## Data to use
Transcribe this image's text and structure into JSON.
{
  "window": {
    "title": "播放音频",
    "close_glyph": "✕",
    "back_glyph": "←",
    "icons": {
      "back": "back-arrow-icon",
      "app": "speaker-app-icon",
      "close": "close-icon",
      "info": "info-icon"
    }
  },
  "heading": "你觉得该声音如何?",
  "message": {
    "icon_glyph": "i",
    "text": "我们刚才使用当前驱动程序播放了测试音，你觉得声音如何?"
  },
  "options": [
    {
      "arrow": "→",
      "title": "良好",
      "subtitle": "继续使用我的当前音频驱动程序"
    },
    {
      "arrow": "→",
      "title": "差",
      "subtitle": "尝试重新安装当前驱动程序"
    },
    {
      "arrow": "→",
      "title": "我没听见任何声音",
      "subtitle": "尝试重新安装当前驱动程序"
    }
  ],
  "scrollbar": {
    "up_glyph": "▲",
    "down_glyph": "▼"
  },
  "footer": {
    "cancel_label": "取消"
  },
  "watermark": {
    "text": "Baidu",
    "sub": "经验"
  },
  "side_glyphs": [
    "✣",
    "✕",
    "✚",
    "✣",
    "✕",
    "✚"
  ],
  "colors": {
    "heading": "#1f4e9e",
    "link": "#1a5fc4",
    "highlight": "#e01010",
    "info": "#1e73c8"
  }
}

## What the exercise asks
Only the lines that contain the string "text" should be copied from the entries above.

## Result for this exercise
Transcribe this image's text and structure into JSON.
    "text": "我们刚才使用当前驱动程序播放了测试音，你觉得声音如何?"
    "text": "Baidu",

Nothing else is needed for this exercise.